The German Aerospace Center (DLR), Germany’s research centre for aeronautics and space, has announced a strategy to achieve emission-free aviation . The development of highly efficient aircraft that use climate-friendly drives and sustainable fuels, as well as optimized flight routes, can deliver on tough EU targets, it claims.
Naturally, it’s good news that the DLR is tackling aviation as flying’s a well-known climate killer – probably even more destructive than acknowledged – and the DLR is one of Germany’s top research institutions. Moreover, if unaddressed, aviation emissions could double by 2050 and consume up to a quarter of the global carbon budget.
The DLR’s work is fully in line with EU ambitions: the next generation of aircraft must slash energy use by half by 2050. The ReFuelEU Aviation initiative proposes EU-wide rules for sustainable aviation fuels (SAF) that will apply to fuel suppliers and airline operators. Airlines, for example, will soon be obliged to tank ever more SAF-blended aviation fuel when departing from EU airports, at increasing percentages from 2030 to 2050.
“Contrary to the road transport sector,” admits the European Commission, “zero emission aircraft are not yet available on the market, and will not be widely in use before 2035 for short-haul flights. Options to decarbonise aviation are limited. It is necessary to decarbonise aviation fuels as they will remain the norm to power aircraft in the decades to come.”
This is the interface at which the DLR is pursuing its research. In terms of fuel andsufficiency drive technologies, it has three priority categories:
- Turbofan engines for long-haul routes
On short- to long-haul routes, the technology with the greatest promise at the moment appears to be highly efficient turbofan engines, basically gas turbine engines, that rely on kerosene generated from renewable sources. The switchover, claims DLR, is doable for whole fleets with negligible technical modifications to the engines and infrastructure.
- Propulsion systems for medium-haul flights
Hydrogen can sink CO2 emissions in local aviation to zero, argues the DLR. In the medium term, hydrogen use is particularly suitable for regional and short-haul aircraft, it notes. But: “For hydrogen propulsion systems, volume and weight as well as integration and safety pose particular challenges.”
- Hybrid-electric drives in regional travel
Batteries and fuel cells are extremely efficient, but suitable only for small aircraft and regional jets, admits DLR. Research is ongoing into high-performance electric motors, batteries, and fuel cells.
While the DLR report doesn’t downplay the complexity and challenges of getting to emissions-free flying, its conviction is definitely that it is possible. Germany’s new transportation minister, Volker Wissing, agrees at least in so far as that e-fuels are better suited for air transport than for road travel.
Critics like the network Stay Grounded, an umbrella organisation for about 170 initiatives around the world campaigning for a climate just reduction of aviation, are much more sceptical. They argue that the most effective short–term solution isn’t so complex: namely to cut back on flying, dramatically.
Magdalena Heuwieser, co-founder of Stay Grounded, argues that batteries and fuel cells are simply not viable, primarily for reasons of weight.

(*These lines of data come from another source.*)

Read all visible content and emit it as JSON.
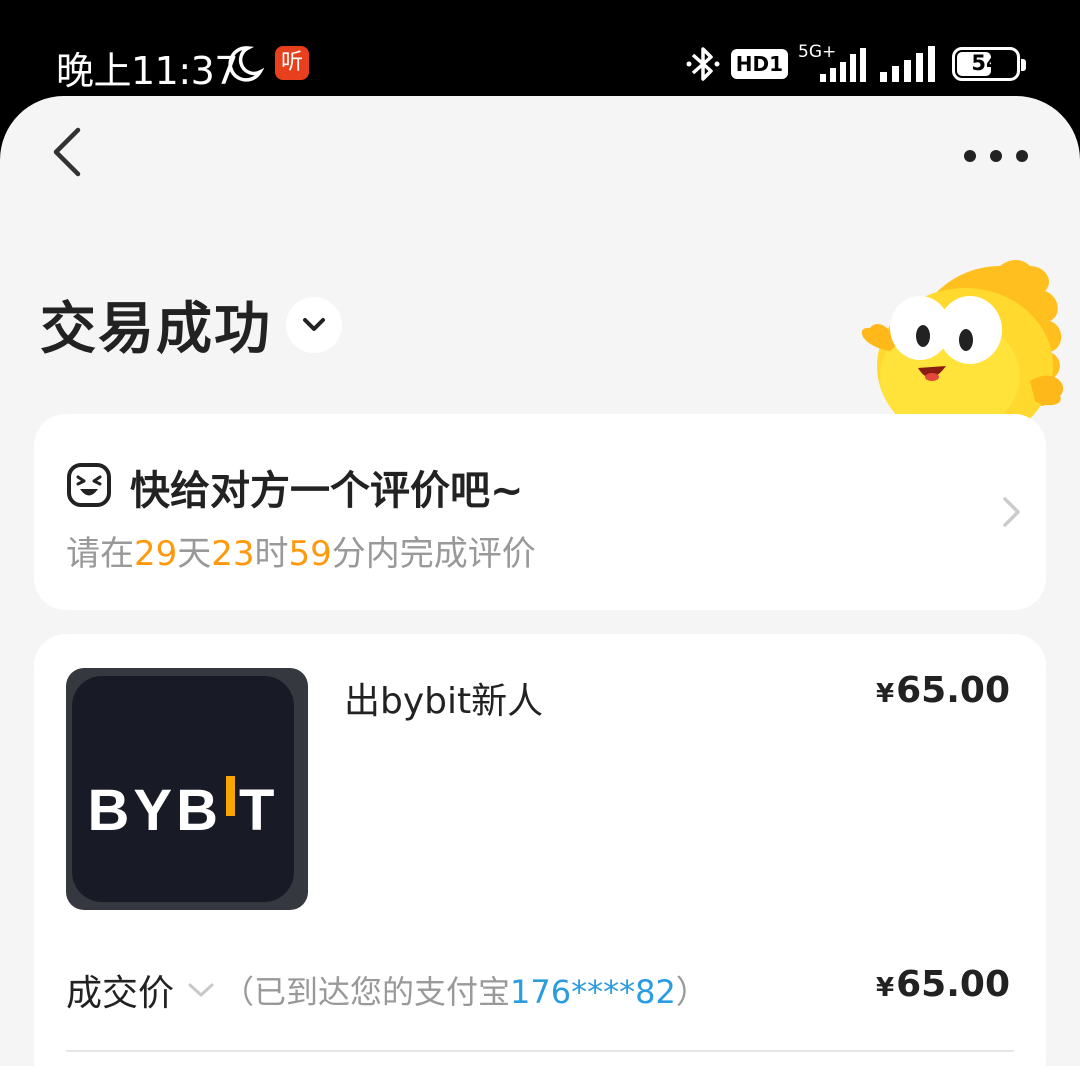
{
  "status_bar": {
    "time": "晚上11:37",
    "ting_badge": "听",
    "hd_label": "HD1",
    "network_label": "5G+",
    "battery": "54"
  },
  "header": {
    "title": "交易成功"
  },
  "review": {
    "title": "快给对方一个评价吧~",
    "prefix": "请在",
    "days": "29",
    "days_unit": "天",
    "hours": "23",
    "hours_unit": "时",
    "minutes": "59",
    "suffix": "分内完成评价"
  },
  "item": {
    "thumb_text_left": "BYB",
    "thumb_text_right": "T",
    "title": "出bybit新人",
    "currency": "¥",
    "price": "65.00"
  },
  "deal": {
    "label": "成交价",
    "note_prefix": "（已到达您的支付宝",
    "account": "176****82",
    "note_suffix": "）",
    "currency": "¥",
    "price": "65.00"
  }
}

As for biofuels, she notes that their production often brings accelerated deforestation, biodiversity loss, and human rights abuses. Synthetic fuel made from electricity, on the other hand, while technically feasible, is impracticable: “if all planes currently operating were to fly with e-fuels,” argues the author of The Illusion of Green Flying, “this would consume more than the existing renewable electricity supply in the world, leaving nothing for other sectors.”
Heuwieser and many climate scientists, too, thus argue that “the only way to reduce aviation’s emissions is to reduce air traffic.” They propose limits for short-haul flights, a moratorium on airport expansion projects, and a frequent flyer levy. A key demand is to end aviation’s regulatory advantages over more sustainable forms of transport, for example by eliminating its tax exemptions. Outrageous but true: kerosene is the only fossil fuel apart from maritime heavy oil that is not taxed; flight tickets are exempt from value-added tax.
Perhaps the DLR’s vision, as an option for the distant future, doesn’t clash quite so starkly with Stay Grounded’s take as it might seem – as long as we’re talking about the distant future. In the short term, though, we simply have to fly less.